Italian 10-year yields fell 3 basis points to 5.80 percent today. That compares with rates of 6.7 percent on July 25. Spanish yields of similar maturity debt gained 4 basis points to 6.52 percent, while the German rate fell 3 basis points to 1.31 percent.
The pressure on Monti has eased since July thanks to pledges of support for future EU bond-buying efforts from Draghi and the German government’s diminishing opposition to bond-market intervention by the central bank. Investors have made a total return, including reinvested interest, of 6.5 percent on Italian bonds since July 24.
“There is demand for Italian paper, but still on the very short-term part of the curve,” said Nicola Marinelli, who oversees sovereign and high-yield debt in a $160 million fund at Glendevon King Asset Management in London. “There is still the risk that the demand for bonds can collapse if we get the wrong kind of news out of Italy.” Marinelli doesn’t own Italian or Spanish government debt.
Italy sold 181-day bills at 1.585 percent today, down from 2.454 percent at the last sale of similar-maturity debt on July 27. Investors bid 1.69 times the amount of bills offered, up from 1.61 times last month.
The ECB may use its funds to lower yields if Italy and Spain request such aid, Draghi has said. The central banker is expected to give details of the bond-buying plan and possibly lay out what type of conditions the ECB would demand in return when the Governing Council meets on Sept. 6. Still, Bundesbank President Jens Weidmann this week reiterated his opposition to ECB bond buying, saying in an interview with Der Spiegel that it “can become addictive like a drug.”
“Preventing the ECB from buying government bonds to address imbalances, as the Bundesbank is trying to do, could end up, particularly in the case of Germany, becoming an own-goal with paradoxical effects,” Monti said in the Sole interview referring to a soccer play who accidentally puts the ball into his own net.
Bringing down funding costs is critical for Italy, which has a debt of almost 2 trillion euros ($2.5 trillion), the euro-region’s second biggest in nominal terms after Germany.

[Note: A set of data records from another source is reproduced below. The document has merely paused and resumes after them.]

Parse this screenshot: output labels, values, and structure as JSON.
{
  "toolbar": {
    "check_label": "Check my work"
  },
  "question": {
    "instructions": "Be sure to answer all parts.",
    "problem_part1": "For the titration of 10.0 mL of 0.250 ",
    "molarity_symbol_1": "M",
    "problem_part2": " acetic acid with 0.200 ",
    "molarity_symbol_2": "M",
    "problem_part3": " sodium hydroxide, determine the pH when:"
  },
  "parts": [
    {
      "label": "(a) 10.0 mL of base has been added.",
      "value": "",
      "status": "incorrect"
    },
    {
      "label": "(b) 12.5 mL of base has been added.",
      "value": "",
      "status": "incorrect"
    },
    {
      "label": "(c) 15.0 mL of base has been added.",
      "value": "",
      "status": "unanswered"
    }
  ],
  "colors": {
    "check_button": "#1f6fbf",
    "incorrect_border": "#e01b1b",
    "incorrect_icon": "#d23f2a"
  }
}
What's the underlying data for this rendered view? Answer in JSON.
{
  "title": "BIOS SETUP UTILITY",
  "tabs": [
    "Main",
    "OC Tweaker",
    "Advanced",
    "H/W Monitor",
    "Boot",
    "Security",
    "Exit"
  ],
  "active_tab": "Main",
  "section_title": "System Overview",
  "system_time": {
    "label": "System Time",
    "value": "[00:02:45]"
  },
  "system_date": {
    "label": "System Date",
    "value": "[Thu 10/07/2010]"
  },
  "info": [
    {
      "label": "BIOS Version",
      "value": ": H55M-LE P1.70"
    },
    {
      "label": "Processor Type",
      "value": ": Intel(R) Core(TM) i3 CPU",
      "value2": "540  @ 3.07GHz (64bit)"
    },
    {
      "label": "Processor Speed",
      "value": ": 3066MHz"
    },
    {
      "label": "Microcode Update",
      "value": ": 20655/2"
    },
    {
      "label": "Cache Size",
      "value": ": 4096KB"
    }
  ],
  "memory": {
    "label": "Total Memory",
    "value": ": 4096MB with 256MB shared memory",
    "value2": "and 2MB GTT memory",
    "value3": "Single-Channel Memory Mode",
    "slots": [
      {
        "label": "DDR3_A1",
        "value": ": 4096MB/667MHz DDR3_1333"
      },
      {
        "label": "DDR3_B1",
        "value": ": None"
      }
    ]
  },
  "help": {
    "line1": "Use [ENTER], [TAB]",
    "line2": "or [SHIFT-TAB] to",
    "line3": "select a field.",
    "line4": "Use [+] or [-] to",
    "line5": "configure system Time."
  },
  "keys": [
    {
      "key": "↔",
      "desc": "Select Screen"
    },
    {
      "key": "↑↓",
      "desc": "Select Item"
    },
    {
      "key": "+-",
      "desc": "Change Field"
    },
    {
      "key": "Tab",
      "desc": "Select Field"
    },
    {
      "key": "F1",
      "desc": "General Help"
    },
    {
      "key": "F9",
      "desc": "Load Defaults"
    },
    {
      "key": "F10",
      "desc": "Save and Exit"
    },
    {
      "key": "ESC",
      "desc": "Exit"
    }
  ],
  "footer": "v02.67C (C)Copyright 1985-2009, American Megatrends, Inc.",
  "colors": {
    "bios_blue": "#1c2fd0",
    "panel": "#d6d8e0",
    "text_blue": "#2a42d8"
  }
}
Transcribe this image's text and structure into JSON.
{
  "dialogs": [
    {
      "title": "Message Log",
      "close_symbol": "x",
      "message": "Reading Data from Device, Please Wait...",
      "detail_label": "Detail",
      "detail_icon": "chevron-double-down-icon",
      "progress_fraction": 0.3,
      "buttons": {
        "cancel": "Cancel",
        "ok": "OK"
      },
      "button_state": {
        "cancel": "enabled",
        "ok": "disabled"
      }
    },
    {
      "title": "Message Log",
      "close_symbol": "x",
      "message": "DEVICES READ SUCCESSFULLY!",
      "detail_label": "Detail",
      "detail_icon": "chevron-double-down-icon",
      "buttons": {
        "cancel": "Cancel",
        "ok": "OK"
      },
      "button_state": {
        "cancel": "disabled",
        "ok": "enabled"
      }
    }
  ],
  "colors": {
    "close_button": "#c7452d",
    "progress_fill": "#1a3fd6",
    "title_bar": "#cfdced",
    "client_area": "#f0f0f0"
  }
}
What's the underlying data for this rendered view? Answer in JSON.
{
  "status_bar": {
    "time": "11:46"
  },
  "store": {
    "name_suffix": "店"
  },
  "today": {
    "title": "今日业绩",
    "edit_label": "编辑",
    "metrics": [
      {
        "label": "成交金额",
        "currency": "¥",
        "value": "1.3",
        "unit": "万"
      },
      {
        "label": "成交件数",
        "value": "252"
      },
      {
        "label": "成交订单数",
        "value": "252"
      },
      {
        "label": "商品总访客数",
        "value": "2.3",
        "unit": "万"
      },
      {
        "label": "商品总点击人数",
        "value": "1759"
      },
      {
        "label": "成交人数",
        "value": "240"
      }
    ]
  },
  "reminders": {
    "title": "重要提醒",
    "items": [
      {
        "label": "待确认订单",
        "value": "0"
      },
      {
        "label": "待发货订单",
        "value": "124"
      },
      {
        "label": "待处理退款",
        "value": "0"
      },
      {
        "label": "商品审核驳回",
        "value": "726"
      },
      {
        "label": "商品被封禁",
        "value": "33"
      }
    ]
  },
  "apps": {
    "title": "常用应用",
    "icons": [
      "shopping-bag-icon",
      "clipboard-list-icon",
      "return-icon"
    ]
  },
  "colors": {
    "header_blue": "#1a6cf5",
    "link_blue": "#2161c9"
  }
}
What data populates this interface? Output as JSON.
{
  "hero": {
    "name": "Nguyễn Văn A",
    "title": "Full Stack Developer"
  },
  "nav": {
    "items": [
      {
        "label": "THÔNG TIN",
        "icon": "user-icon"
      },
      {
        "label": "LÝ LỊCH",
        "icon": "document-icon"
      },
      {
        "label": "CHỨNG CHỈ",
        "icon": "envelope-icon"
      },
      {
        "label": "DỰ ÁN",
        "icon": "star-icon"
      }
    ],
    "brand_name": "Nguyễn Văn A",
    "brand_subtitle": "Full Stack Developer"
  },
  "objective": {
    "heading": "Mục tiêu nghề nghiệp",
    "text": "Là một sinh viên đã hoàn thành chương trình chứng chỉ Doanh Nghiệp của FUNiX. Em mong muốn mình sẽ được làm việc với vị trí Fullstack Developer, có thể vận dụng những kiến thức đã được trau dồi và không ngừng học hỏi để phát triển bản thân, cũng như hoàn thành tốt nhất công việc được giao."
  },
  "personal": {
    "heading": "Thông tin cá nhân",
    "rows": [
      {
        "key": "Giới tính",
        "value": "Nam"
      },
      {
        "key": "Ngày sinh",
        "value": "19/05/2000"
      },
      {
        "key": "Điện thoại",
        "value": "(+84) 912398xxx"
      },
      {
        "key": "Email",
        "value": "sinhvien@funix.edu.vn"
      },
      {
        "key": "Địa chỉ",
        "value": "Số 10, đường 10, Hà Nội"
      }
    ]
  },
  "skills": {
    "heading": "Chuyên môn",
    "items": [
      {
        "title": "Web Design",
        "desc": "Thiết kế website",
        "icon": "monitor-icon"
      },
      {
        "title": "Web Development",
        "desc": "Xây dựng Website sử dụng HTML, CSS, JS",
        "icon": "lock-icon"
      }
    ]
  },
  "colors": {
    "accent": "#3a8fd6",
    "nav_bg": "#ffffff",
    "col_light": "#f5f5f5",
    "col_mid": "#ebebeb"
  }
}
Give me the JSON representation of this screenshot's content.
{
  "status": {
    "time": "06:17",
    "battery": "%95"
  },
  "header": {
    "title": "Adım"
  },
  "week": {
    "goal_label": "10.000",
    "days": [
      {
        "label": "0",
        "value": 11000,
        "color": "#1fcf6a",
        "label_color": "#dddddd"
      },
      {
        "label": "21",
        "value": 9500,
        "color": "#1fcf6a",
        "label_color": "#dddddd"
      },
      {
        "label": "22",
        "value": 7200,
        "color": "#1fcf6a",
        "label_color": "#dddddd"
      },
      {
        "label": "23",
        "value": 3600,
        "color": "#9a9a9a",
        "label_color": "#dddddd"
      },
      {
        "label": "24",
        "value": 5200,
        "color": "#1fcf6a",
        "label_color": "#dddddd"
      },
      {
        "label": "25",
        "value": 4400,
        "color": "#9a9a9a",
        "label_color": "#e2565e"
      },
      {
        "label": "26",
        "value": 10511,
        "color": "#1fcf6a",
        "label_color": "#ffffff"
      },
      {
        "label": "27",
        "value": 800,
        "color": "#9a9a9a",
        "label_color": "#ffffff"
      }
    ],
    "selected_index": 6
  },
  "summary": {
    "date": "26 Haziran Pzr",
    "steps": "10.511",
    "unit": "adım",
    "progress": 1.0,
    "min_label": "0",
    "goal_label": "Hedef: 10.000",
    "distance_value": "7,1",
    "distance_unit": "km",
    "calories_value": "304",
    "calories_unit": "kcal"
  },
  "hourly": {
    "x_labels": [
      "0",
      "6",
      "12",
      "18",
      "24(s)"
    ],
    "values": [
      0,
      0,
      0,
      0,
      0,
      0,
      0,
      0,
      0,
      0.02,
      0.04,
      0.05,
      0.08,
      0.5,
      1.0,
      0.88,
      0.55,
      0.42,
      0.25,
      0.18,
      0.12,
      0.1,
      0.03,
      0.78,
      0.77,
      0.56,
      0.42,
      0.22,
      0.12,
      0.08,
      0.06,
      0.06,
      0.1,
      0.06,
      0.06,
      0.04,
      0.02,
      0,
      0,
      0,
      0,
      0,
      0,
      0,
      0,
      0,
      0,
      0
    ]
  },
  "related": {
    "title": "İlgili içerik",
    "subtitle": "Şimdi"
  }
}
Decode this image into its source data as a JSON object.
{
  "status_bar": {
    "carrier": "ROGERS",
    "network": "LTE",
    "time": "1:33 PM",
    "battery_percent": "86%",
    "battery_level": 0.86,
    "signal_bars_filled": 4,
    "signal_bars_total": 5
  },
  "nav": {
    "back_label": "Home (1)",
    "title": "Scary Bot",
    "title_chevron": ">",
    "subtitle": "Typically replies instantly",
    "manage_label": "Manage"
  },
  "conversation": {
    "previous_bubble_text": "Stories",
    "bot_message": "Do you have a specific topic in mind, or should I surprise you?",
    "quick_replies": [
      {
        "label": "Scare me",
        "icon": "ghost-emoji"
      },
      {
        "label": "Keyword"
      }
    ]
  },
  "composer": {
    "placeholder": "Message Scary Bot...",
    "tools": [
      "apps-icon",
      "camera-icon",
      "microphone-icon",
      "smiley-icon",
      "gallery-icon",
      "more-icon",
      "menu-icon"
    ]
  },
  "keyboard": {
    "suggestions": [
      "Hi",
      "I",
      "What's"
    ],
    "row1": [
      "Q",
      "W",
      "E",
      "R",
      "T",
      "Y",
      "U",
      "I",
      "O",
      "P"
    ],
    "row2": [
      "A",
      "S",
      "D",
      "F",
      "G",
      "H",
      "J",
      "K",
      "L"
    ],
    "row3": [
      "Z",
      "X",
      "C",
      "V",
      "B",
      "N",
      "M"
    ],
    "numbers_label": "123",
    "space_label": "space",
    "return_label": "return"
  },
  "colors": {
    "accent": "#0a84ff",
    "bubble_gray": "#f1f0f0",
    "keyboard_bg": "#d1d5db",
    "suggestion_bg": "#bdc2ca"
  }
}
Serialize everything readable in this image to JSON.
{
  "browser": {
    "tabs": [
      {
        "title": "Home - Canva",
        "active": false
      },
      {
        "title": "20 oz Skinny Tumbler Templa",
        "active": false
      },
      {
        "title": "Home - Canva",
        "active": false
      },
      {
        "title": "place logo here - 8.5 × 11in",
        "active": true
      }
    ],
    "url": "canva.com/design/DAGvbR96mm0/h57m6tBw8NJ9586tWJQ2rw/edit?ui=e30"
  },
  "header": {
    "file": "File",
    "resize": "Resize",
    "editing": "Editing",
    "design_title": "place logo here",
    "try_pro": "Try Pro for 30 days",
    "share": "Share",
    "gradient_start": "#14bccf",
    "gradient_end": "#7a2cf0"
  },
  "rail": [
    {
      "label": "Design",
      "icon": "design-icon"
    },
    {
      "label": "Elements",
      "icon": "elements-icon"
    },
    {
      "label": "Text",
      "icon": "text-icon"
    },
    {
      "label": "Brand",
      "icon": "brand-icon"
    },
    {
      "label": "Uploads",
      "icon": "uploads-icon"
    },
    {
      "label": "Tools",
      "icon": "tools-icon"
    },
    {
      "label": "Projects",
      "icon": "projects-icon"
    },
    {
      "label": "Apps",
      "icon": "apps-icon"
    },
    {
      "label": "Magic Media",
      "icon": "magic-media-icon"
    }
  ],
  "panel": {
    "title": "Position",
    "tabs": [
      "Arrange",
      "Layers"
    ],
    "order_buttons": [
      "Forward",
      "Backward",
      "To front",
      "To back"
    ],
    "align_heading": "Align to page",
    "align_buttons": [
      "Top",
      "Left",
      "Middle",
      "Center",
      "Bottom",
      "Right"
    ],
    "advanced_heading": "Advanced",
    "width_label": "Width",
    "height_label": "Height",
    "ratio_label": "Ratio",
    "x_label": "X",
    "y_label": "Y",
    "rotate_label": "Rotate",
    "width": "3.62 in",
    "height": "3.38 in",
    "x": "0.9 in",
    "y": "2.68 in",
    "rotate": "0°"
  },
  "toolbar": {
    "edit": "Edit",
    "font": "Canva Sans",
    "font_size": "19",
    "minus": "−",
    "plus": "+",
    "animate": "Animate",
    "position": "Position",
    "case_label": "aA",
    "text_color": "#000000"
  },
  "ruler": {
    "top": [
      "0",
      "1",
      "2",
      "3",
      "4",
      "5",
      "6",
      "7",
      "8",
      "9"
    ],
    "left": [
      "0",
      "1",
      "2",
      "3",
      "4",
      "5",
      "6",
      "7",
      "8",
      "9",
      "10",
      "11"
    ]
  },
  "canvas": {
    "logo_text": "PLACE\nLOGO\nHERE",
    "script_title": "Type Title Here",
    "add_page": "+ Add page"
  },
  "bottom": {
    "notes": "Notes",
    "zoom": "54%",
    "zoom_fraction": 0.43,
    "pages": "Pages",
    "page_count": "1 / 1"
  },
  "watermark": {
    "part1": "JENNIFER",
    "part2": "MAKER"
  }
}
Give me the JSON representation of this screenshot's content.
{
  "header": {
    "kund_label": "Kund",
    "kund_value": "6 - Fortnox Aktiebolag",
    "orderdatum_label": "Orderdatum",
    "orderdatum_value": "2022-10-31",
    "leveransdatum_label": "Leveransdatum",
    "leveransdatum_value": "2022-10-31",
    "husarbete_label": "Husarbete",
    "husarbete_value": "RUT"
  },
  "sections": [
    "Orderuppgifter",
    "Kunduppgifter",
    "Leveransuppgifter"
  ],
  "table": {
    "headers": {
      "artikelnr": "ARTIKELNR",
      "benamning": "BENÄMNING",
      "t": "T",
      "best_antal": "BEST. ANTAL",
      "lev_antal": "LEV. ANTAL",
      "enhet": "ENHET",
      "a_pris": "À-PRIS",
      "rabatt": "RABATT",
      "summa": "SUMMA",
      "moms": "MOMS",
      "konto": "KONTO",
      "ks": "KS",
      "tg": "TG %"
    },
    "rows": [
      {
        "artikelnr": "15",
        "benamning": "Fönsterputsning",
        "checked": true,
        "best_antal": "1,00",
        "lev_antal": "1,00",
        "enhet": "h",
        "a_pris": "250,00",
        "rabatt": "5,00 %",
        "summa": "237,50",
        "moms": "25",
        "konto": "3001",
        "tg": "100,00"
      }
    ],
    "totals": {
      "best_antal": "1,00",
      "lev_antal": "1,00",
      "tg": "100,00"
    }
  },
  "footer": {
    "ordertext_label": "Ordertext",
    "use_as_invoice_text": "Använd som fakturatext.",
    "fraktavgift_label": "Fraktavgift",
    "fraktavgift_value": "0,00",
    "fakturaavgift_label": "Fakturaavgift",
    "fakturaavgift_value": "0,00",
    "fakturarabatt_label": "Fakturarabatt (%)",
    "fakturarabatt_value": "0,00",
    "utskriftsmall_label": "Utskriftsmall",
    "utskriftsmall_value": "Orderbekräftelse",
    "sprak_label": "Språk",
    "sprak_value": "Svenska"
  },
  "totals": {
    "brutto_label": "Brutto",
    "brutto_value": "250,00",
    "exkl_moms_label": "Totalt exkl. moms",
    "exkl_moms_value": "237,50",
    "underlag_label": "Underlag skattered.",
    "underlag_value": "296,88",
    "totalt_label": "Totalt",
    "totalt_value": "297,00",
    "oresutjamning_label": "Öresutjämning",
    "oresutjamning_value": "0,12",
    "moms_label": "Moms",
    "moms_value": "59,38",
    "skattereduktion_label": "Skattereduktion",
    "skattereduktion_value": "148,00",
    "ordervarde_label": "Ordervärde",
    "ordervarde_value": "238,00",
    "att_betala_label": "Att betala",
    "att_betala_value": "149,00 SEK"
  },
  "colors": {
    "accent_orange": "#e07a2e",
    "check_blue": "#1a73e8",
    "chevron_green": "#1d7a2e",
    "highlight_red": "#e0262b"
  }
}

The Treasury still has to finance 165 billion euros of maturing bonds and bills this year, more than three times the level faced by Spain.
Italy sold 3 billion euros of zero-coupon 2014 debt yesterday to yield 3.064 percent, down from 4.86 percent at the previous auction on July 26, as investors bid for 1.95 times the amount offered, compared with 1.78 times last month. The results were “relatively good,” Annalisa Piazza, fixed-income analyst at Newedge Group in London, wrote in a note to investors.
Today’s 9 billion-euro auction of six-month bills precedes the sale of as much as 7.5 billion euros of five and 10-year bonds tomorrow.
Monti was helped in negotiations with Merkel earlier this year when advances in Italian yields prompted speculation that the 17-country euro group could break up. Merkel was persuaded at a June 28-29 meeting of euro-area leaders to allow Monti’s push to grant the region’s bailout funds more flexibility in coming to the aid of nations like Spain and Italy, who are bringing down their deficits and still facing high financing costs.
Support for Merkel has been increasing in Germany as European leaders prepare for what the chancellor called a “decisive phase” in their crisis fighting efforts. Merkel’s Christian Democratic Union and its Bavarian sister party climbed three percentage points to 39 percent, the highest since July 2008 and since the incumbent coalition was formed, according to the weekly Forsa poll for Stern magazine and broadcaster RTL published today.